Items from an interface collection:

##############################

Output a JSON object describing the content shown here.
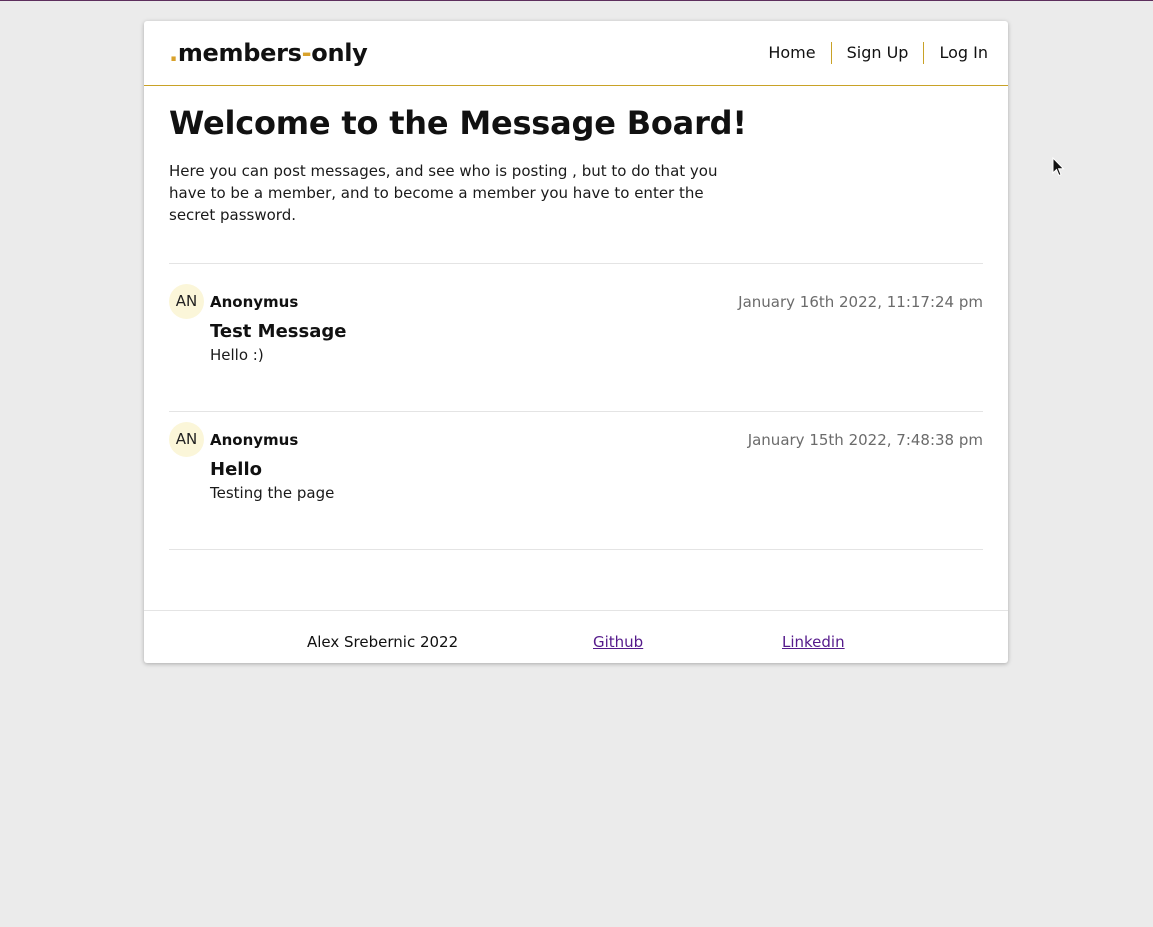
{
  "header": {
    "logo": {
      "dot": ".",
      "word1": "members",
      "dash": "-",
      "word2": "only"
    },
    "nav": [
      {
        "label": "Home"
      },
      {
        "label": "Sign Up"
      },
      {
        "label": "Log In"
      }
    ]
  },
  "main": {
    "title": "Welcome to the Message Board!",
    "intro": "Here you can post messages, and see who is posting , but to do that you have to be a member, and to become a member you have to enter the secret password.",
    "messages": [
      {
        "initials": "AN",
        "author": "Anonymus",
        "timestamp": "January 16th 2022, 11:17:24 pm",
        "title": "Test Message",
        "body": "Hello :)"
      },
      {
        "initials": "AN",
        "author": "Anonymus",
        "timestamp": "January 15th 2022, 7:48:38 pm",
        "title": "Hello",
        "body": "Testing the page"
      }
    ]
  },
  "footer": {
    "copyright": "Alex Srebernic 2022",
    "github_label": "Github",
    "linkedin_label": "Linkedin"
  },
  "colors": {
    "accent": "#d9a22b",
    "background": "#ebebeb",
    "avatar_bg": "#fbf6d9",
    "link_visited": "#551a8b"
  },
  "icons": {
    "cursor": "mouse-pointer-icon"
  }
}
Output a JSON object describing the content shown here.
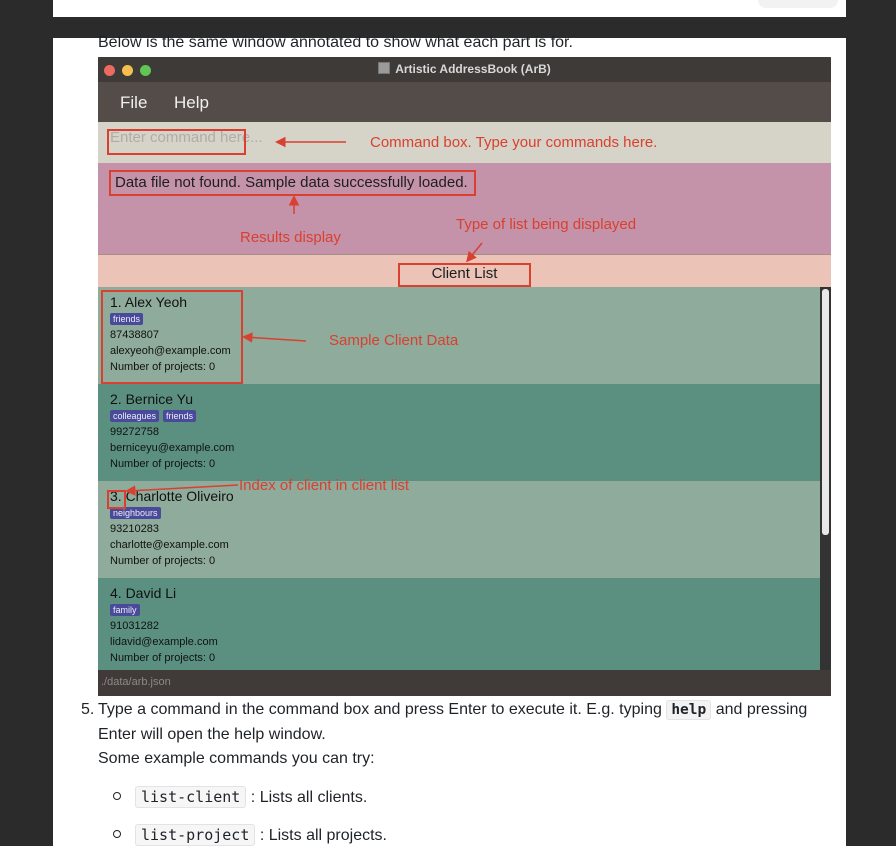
{
  "intro_text": "Below is the same window annotated to show what each part is for.",
  "window": {
    "title": "Artistic AddressBook (ArB)",
    "menu": [
      "File",
      "Help"
    ],
    "command_placeholder": "Enter command here...",
    "result_text": "Data file not found. Sample data successfully loaded.",
    "list_type": "Client List",
    "status": "./data/arb.json"
  },
  "clients": [
    {
      "name": "1.  Alex Yeoh",
      "tags": [
        "friends"
      ],
      "phone": "87438807",
      "email": "alexyeoh@example.com",
      "projects": "Number of projects: 0"
    },
    {
      "name": "2.  Bernice Yu",
      "tags": [
        "colleagues",
        "friends"
      ],
      "phone": "99272758",
      "email": "berniceyu@example.com",
      "projects": "Number of projects: 0"
    },
    {
      "name": "3.  Charlotte Oliveiro",
      "tags": [
        "neighbours"
      ],
      "phone": "93210283",
      "email": "charlotte@example.com",
      "projects": "Number of projects: 0"
    },
    {
      "name": "4.  David Li",
      "tags": [
        "family"
      ],
      "phone": "91031282",
      "email": "lidavid@example.com",
      "projects": "Number of projects: 0"
    }
  ],
  "annotations": {
    "command_box": "Command box. Type your commands here.",
    "results_display": "Results display",
    "list_type": "Type of list being displayed",
    "sample_data": "Sample Client Data",
    "index": "Index of client in client list"
  },
  "step": {
    "number": "5.",
    "text_before": "Type a command in the command box and press Enter to execute it. E.g. typing",
    "code": "help",
    "text_after": "and pressing Enter will open the help window.",
    "examples_intro": "Some example commands you can try:"
  },
  "examples": [
    {
      "cmd": "list-client",
      "desc": ": Lists all clients."
    },
    {
      "cmd": "list-project",
      "desc": ": Lists all projects."
    }
  ],
  "colors": {
    "annotation": "#d9402f",
    "tag": "#4a4a9a"
  }
}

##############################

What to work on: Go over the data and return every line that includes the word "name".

Expected answer:
      "name": "1.  Alex Yeoh",
      "name": "2.  Bernice Yu",
      "name": "3.  Charlotte Oliveiro",
      "name": "4.  David Li",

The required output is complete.